*GOAL OF THE EXERCISE*.
Keep the pictures out, please, and set down every record exactly.

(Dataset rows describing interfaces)
+++

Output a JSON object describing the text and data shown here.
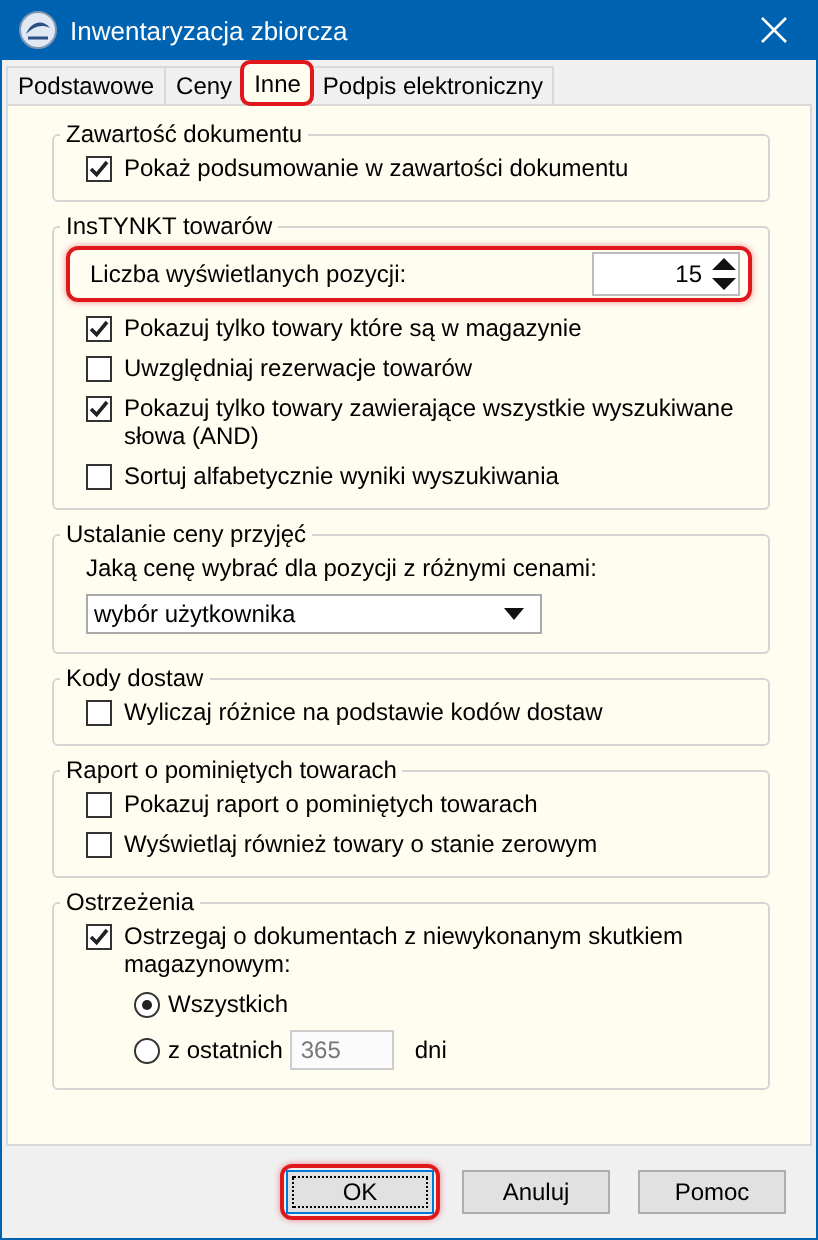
{
  "window": {
    "title": "Inwentaryzacja zbiorcza"
  },
  "tabs": [
    {
      "label": "Podstawowe",
      "selected": false,
      "highlighted": false
    },
    {
      "label": "Ceny",
      "selected": false,
      "highlighted": false
    },
    {
      "label": "Inne",
      "selected": true,
      "highlighted": true
    },
    {
      "label": "Podpis elektroniczny",
      "selected": false,
      "highlighted": false
    }
  ],
  "groups": [
    {
      "title": "Zawartość dokumentu",
      "items": [
        {
          "kind": "checkbox",
          "label": "Pokaż podsumowanie w zawartości dokumentu",
          "checked": true
        }
      ]
    },
    {
      "title": "InsTYNKT towarów",
      "items": [
        {
          "kind": "spinner",
          "label": "Liczba wyświetlanych pozycji:",
          "value": "15",
          "highlighted": true
        },
        {
          "kind": "checkbox",
          "label": "Pokazuj tylko towary które są w magazynie",
          "checked": true
        },
        {
          "kind": "checkbox",
          "label": "Uwzględniaj rezerwacje towarów",
          "checked": false
        },
        {
          "kind": "checkbox",
          "label": "Pokazuj tylko towary zawierające wszystkie wyszukiwane słowa (AND)",
          "checked": true
        },
        {
          "kind": "checkbox",
          "label": "Sortuj alfabetycznie wyniki wyszukiwania",
          "checked": false
        }
      ]
    },
    {
      "title": "Ustalanie ceny przyjęć",
      "items": [
        {
          "kind": "label",
          "text": "Jaką cenę wybrać dla pozycji z różnymi cenami:"
        },
        {
          "kind": "dropdown",
          "value": "wybór użytkownika"
        }
      ]
    },
    {
      "title": "Kody dostaw",
      "items": [
        {
          "kind": "checkbox",
          "label": "Wyliczaj różnice na podstawie kodów dostaw",
          "checked": false
        }
      ]
    },
    {
      "title": "Raport o pominiętych towarach",
      "items": [
        {
          "kind": "checkbox",
          "label": "Pokazuj raport o pominiętych towarach",
          "checked": false
        },
        {
          "kind": "checkbox",
          "label": "Wyświetlaj również towary o stanie zerowym",
          "checked": false
        }
      ]
    },
    {
      "title": "Ostrzeżenia",
      "items": [
        {
          "kind": "checkbox",
          "label": "Ostrzegaj o dokumentach z niewykonanym skutkiem magazynowym:",
          "checked": true
        },
        {
          "kind": "radio",
          "label": "Wszystkich",
          "selected": true
        },
        {
          "kind": "radio",
          "label": "z ostatnich",
          "selected": false,
          "field": {
            "value": "365",
            "disabled": true
          },
          "suffix": "dni"
        }
      ]
    }
  ],
  "buttons": [
    {
      "label": "OK",
      "highlighted": true,
      "default": true
    },
    {
      "label": "Anuluj",
      "highlighted": false,
      "default": false
    },
    {
      "label": "Pomoc",
      "highlighted": false,
      "default": false
    }
  ]
}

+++

*EXERCISE ANSWER*.
Output a JSON object describing the text and data shown here.
{
  "window": {
    "title": "Inwentaryzacja zbiorcza"
  },
  "tabs": [
    {
      "label": "Podstawowe",
      "selected": false,
      "highlighted": false
    },
    {
      "label": "Ceny",
      "selected": false,
      "highlighted": false
    },
    {
      "label": "Inne",
      "selected": true,
      "highlighted": true
    },
    {
      "label": "Podpis elektroniczny",
      "selected": false,
      "highlighted": false
    }
  ],
  "groups": [
    {
      "title": "Zawartość dokumentu",
      "items": [
        {
          "kind": "checkbox",
          "label": "Pokaż podsumowanie w zawartości dokumentu",
          "checked": true
        }
      ]
    },
    {
      "title": "InsTYNKT towarów",
      "items": [
        {
          "kind": "spinner",
          "label": "Liczba wyświetlanych pozycji:",
          "value": "15",
          "highlighted": true
        },
        {
          "kind": "checkbox",
          "label": "Pokazuj tylko towary które są w magazynie",
          "checked": true
        },
        {
          "kind": "checkbox",
          "label": "Uwzględniaj rezerwacje towarów",
          "checked": false
        },
        {
          "kind": "checkbox",
          "label": "Pokazuj tylko towary zawierające wszystkie wyszukiwane słowa (AND)",
          "checked": true
        },
        {
          "kind": "checkbox",
          "label": "Sortuj alfabetycznie wyniki wyszukiwania",
          "checked": false
        }
      ]
    },
    {
      "title": "Ustalanie ceny przyjęć",
      "items": [
        {
          "kind": "label",
          "text": "Jaką cenę wybrać dla pozycji z różnymi cenami:"
        },
        {
          "kind": "dropdown",
          "value": "wybór użytkownika"
        }
      ]
    },
    {
      "title": "Kody dostaw",
      "items": [
        {
          "kind": "checkbox",
          "label": "Wyliczaj różnice na podstawie kodów dostaw",
          "checked": false
        }
      ]
    },
    {
      "title": "Raport o pominiętych towarach",
      "items": [
        {
          "kind": "checkbox",
          "label": "Pokazuj raport o pominiętych towarach",
          "checked": false
        },
        {
          "kind": "checkbox",
          "label": "Wyświetlaj również towary o stanie zerowym",
          "checked": false
        }
      ]
    },
    {
      "title": "Ostrzeżenia",
      "items": [
        {
          "kind": "checkbox",
          "label": "Ostrzegaj o dokumentach z niewykonanym skutkiem magazynowym:",
          "checked": true
        },
        {
          "kind": "radio",
          "label": "Wszystkich",
          "selected": true
        },
        {
          "kind": "radio",
          "label": "z ostatnich",
          "selected": false,
          "field": {
            "value": "365",
            "disabled": true
          },
          "suffix": "dni"
        }
      ]
    }
  ],
  "buttons": [
    {
      "label": "OK",
      "highlighted": true,
      "default": true
    },
    {
      "label": "Anuluj",
      "highlighted": false,
      "default": false
    },
    {
      "label": "Pomoc",
      "highlighted": false,
      "default": false
    }
  ]
}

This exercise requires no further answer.